How Do I Apply to a Program?

Find distance learning programs that are listed as being accredited by reputable agencies, such as the U.S. Department of Education’s Office of Postsecondary Education. You may search by school name, state, or accrediting agency.

Visit the website of the accredited long distance schools you have found. There you will find the prerequisites for enrollment. Generally speaking, enrollment requirements for online degree programs are identical to those for students who will attend class in person. Exceptions are usually made when it comes to career and vocational programs which offer a certificate of completion instead of a degree.

Check out the admission requirements for the University of Phoenix to get a clearer understanding of the kinds of documents you might need to gather.

How Soon Can I Start Working Towards My New Degree?

Online schools, which operate strictly on a correspondence basis, may allow you to get started as soon as you pay for the admission and first class. Schools that maintain an online as well as in-person student body will require that you start working on your new degree during the regularly scheduled semester start.

An exception to the rule are institutions of higher learning that offer individual start courses, such as the University of Washington, in addition to group start classes. When choosing an individual start date, it is easy not to fall behind simply by keeping pace with the local student population.

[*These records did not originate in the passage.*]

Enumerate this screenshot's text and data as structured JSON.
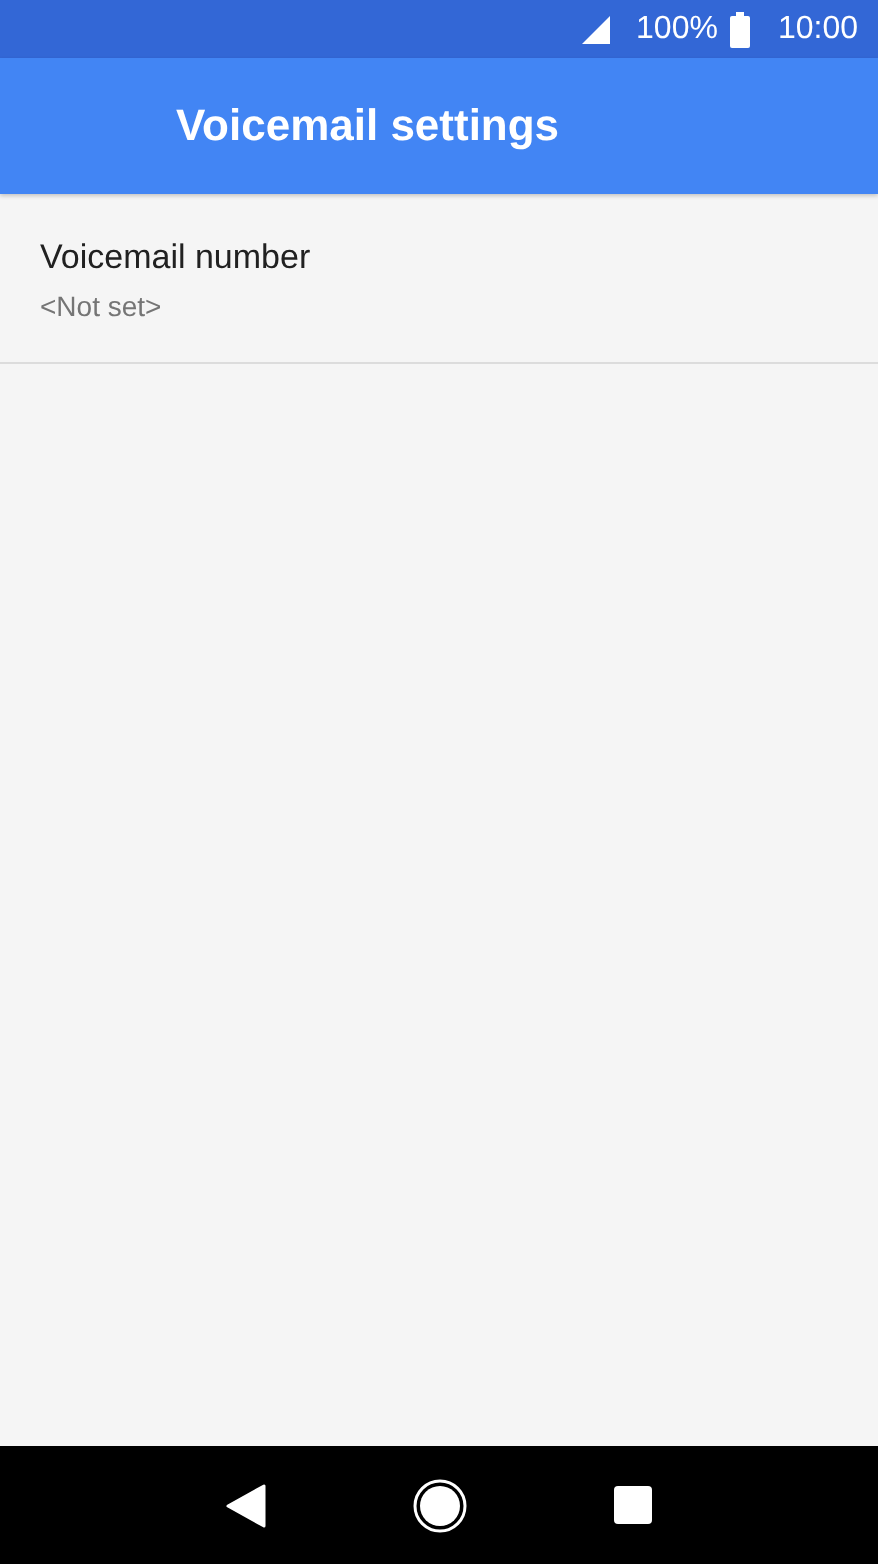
{
  "status_bar": {
    "battery": "100%",
    "time": "10:00"
  },
  "app_bar": {
    "title": "Voicemail settings"
  },
  "settings": [
    {
      "title": "Voicemail number",
      "summary": "<Not set>"
    }
  ]
}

Make sure you are aware of each and every deadline you have to fulfill and try and meet it!

How Much Should I Expect to Pay for a Distance Education?

Distance learning programs are not cheap. A look at Arizona’s Brighton College – an accredited institution that is famous for its online college classes and high quality distance education programs – reveals that the cost for the Medical Transcription premier certificate program totals $3,040, while a combination program of Medical Coder & Biller will set you back $3,670. Online degree programs at other institutions may also be more expensive as well.

Are There Distance Learning Pitfalls?

The greatest danger of distance education is the failure to realize that some online schools are no more than diploma mills. These institutions are not accredited schools, but simply businesses that sell degrees to anyone who can afford the cost. Learning how to avoid unaccredited degrees sometimes takes a bit of finesse and also an understanding that if a degree is too easy and quick to earn, it may simply not be valid.


This post is part of the series: What is Distance Learning

If you are new to online learning and want to get a feel for what distance learning is before getting started, then read more.

  1. Questions to Ask About Long Distance Education Providers